Hevy Fest returned this weekend up against it a bit.

Shaky legs from last year's re-arrangement of venue from field to Brixton Academy; teamed with shiny new Alt-Fest boasting Marylyn Manson as a headline act the same weekend.

Luckily Alt-Fest bombed, tanked on investments and cancelled catastrophically a few weeks prior, leaving way for a decent number to purchase the reasonably priced Hevy weekend (prices ranged from £60-£80 in sale tiers) and the event returned to its usual haunt of Port Lympne Wild Animal Park.

The festival was tiny. We can't figure out if this is great or not. The campsite can be strolled around in 10 minutes and the three stage arena in) maybe about 2. However, the result is above par amenities and free access to the zoo. Win.

The lack of a large sponsor was obvious, but staff were friendly and thought out planning apparent. Drinking was nicely surmised by over 18 wristbands so everything felt relaxed. Hevy was planned to be a cashless wristband system but disappointingly tech failed a week before.

Music was nicely devised into a heavy Friday and punk Saturday.

Friday saw melodic, experimental Maybeshewill run main stage with its pleasant edginess. TRC owned the second stage with their overtly cocky cockney which was as equally cringey as it was compelling. We also loved Texasinjuly, Kvelertak and iwrestledabearonce (feminist whoop for the strong ass female scream vocals on the latter). Silverstein made a return, still smarting strongly of emo but their new material does stand up.
Headline came from Finch drawing the entire festival into a regressive, hooting throng of adolescence. Despite Randy's drink induced face plant they charged through their classics seamlessly and with flair. Bring on the new album.

Saturday nodded to punk and alternative and acts were a bit more varied.

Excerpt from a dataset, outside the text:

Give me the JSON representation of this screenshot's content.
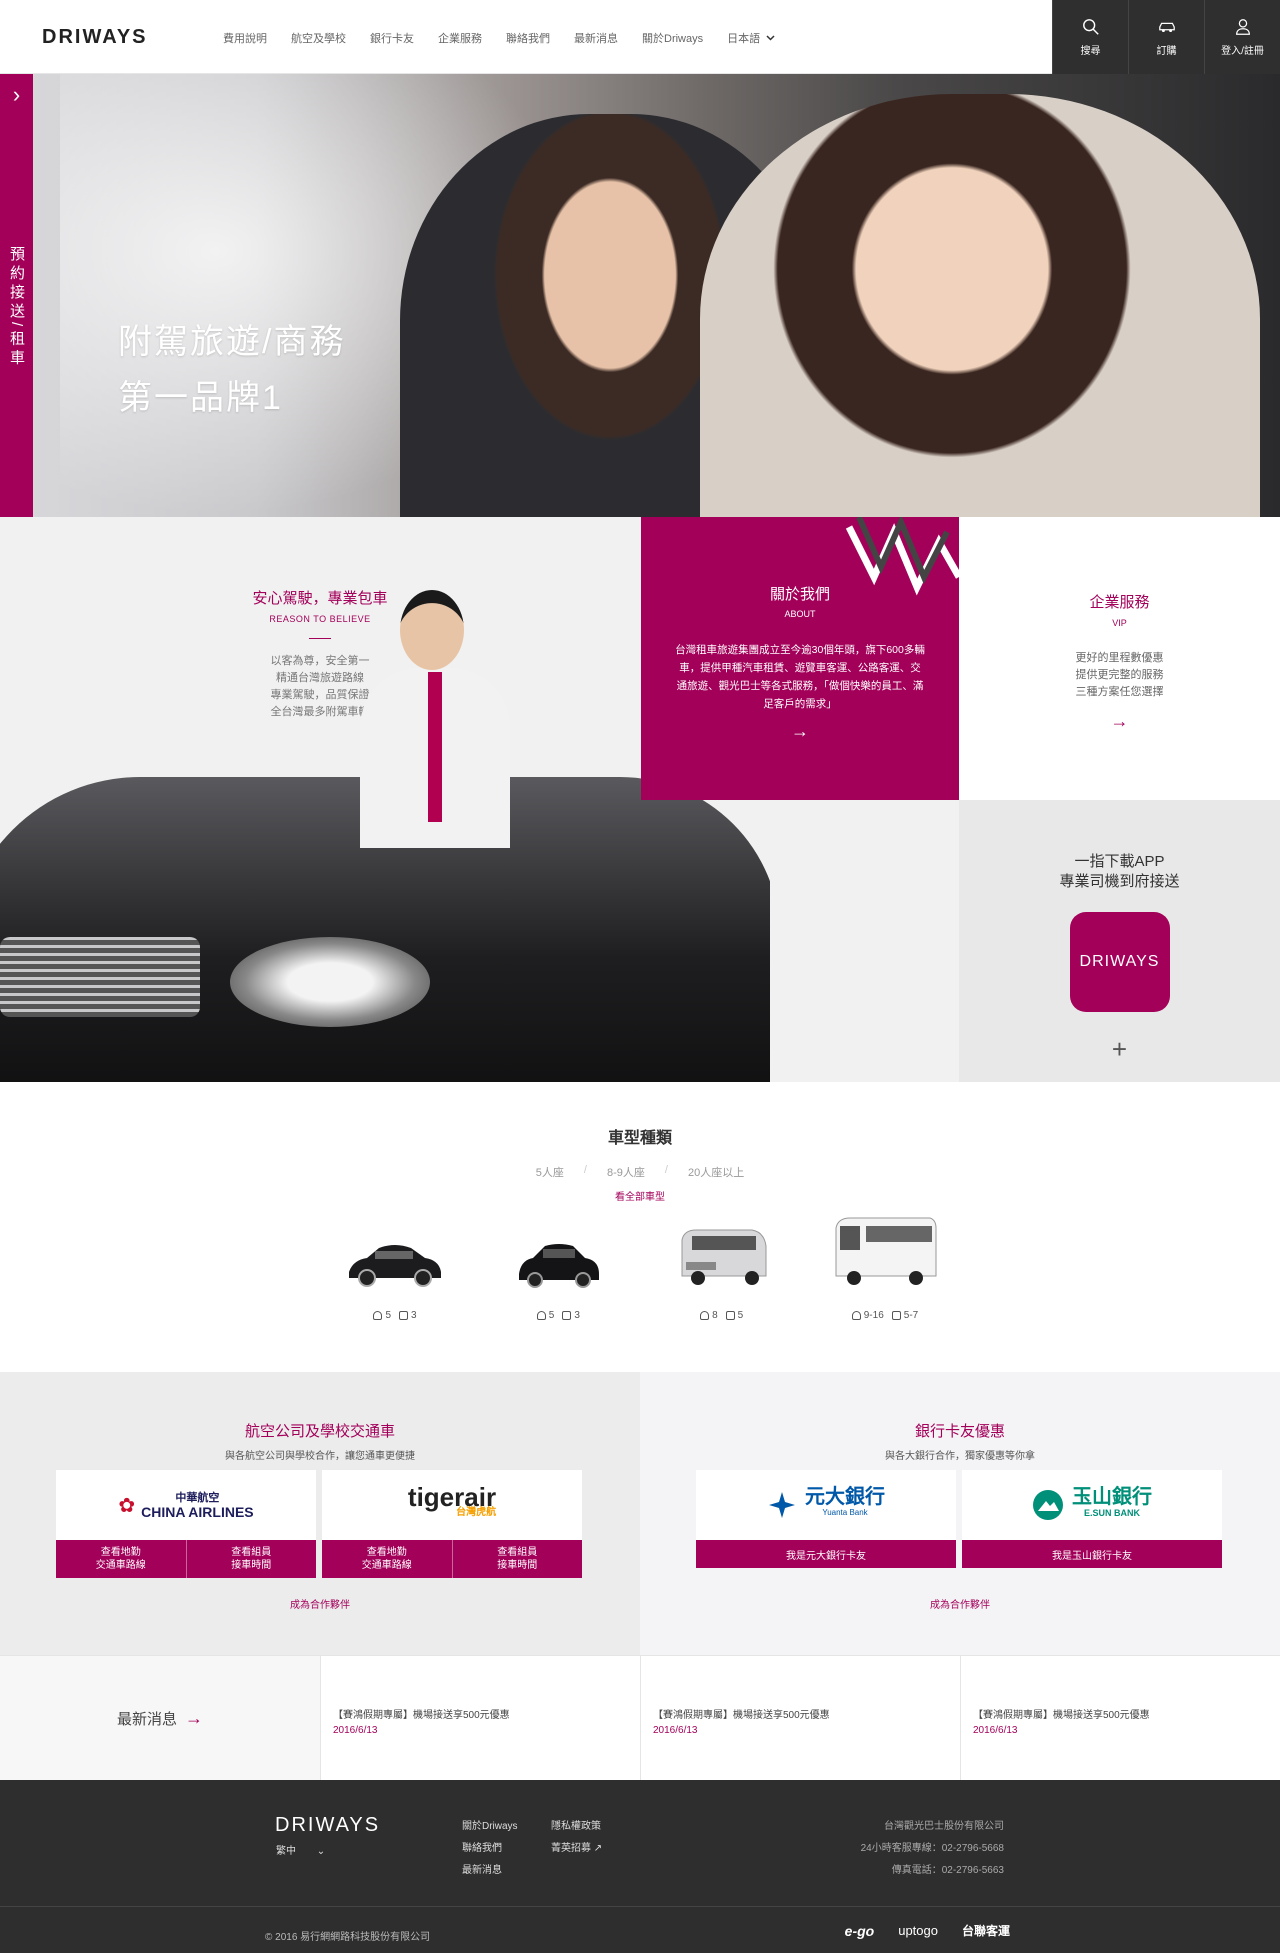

Scottish pop punker's Murderburgers opened strong on the main stage with their unquiet brand of bouncy angst. Palm Reader presented us with a unique wall of noise that was compelling and classic, they could be the ones to watch. '68 saw a huge turn out from those who adore Josh Scogin, to sample his yearling duo of southern drawling experiential hard-core.
Reel Big Fish drew a huge dancing crowd along with headliner's The Vandals. Both reminding us, it's not dead, it's just changed a little bit.

As long as you're not expecting all the bells and whistles, Hevy won't disappoint. It's an intimate, stripped back, laid back festival that's genuinely all about the music and a handful of people who love it too.

Can't wait to see how they will build on this next year.

(PhotoCredit: Jessica Keogh @jessicakeogh)